#### Data extract

* * * * *

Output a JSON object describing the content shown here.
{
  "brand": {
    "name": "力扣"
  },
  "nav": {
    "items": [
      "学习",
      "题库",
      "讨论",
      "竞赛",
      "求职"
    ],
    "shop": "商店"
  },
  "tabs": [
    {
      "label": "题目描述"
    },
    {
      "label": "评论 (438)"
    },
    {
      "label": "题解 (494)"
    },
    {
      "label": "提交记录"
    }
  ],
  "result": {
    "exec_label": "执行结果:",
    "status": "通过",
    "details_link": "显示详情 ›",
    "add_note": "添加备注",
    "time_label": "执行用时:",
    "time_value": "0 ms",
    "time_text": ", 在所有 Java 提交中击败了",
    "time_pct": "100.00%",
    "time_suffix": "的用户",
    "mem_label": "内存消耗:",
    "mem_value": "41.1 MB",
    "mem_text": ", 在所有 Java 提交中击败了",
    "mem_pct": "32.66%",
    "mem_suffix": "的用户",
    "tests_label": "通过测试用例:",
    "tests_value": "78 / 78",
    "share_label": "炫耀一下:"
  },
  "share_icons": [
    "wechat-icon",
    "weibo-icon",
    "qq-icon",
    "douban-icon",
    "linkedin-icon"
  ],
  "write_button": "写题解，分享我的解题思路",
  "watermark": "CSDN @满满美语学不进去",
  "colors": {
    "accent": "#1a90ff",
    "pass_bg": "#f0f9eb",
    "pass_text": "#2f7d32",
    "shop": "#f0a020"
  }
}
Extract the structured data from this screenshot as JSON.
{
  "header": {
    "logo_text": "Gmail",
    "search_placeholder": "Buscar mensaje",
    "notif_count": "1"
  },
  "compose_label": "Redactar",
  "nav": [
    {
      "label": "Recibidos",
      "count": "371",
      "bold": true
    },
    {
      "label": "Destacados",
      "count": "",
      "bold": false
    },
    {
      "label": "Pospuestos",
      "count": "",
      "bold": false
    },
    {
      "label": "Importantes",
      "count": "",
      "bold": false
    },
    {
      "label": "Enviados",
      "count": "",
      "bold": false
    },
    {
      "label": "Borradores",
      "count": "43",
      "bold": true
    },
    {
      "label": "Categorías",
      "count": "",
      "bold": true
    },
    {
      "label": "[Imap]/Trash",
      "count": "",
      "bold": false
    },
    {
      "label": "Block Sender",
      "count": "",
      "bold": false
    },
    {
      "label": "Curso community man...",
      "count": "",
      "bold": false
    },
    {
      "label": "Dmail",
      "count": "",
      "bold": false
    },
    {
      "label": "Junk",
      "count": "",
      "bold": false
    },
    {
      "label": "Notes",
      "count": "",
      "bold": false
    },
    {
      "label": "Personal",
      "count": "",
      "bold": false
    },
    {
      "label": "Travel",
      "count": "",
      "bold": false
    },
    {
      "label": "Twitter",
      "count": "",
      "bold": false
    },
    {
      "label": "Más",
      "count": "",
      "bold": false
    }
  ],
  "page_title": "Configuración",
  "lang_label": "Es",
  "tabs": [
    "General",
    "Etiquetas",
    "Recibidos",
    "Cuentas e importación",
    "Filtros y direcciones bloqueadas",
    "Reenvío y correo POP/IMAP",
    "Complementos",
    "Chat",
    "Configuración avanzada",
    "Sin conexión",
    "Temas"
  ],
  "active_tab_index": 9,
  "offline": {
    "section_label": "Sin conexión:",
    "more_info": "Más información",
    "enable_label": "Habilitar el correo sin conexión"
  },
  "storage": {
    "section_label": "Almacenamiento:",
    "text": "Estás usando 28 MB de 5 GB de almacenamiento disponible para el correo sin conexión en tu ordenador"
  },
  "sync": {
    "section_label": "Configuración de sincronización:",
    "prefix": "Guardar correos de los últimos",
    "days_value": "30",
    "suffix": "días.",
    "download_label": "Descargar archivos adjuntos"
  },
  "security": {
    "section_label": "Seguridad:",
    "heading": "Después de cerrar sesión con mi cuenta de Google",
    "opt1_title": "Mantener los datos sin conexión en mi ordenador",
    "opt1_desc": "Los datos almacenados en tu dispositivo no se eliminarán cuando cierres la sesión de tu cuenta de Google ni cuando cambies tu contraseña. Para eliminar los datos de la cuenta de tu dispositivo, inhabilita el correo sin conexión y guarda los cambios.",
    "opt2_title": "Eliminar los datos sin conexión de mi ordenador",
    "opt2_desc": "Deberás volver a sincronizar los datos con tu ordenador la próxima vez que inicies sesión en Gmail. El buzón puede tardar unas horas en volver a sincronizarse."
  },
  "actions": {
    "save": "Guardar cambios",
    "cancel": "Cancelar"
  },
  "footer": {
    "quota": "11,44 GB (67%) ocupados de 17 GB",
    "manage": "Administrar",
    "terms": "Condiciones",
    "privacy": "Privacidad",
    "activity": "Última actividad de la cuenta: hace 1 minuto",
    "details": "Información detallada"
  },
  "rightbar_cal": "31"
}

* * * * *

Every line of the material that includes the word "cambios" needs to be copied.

#### Task output
    "opt1_desc": "Los datos almacenados en tu dispositivo no se eliminarán cuando cierres la sesión de tu cuenta de Google ni cuando cambies tu contraseña. Para eliminar los datos de la cuenta de tu dispositivo, inhabilita el correo sin conexión y guarda los cambios.",
    "save": "Guardar cambios",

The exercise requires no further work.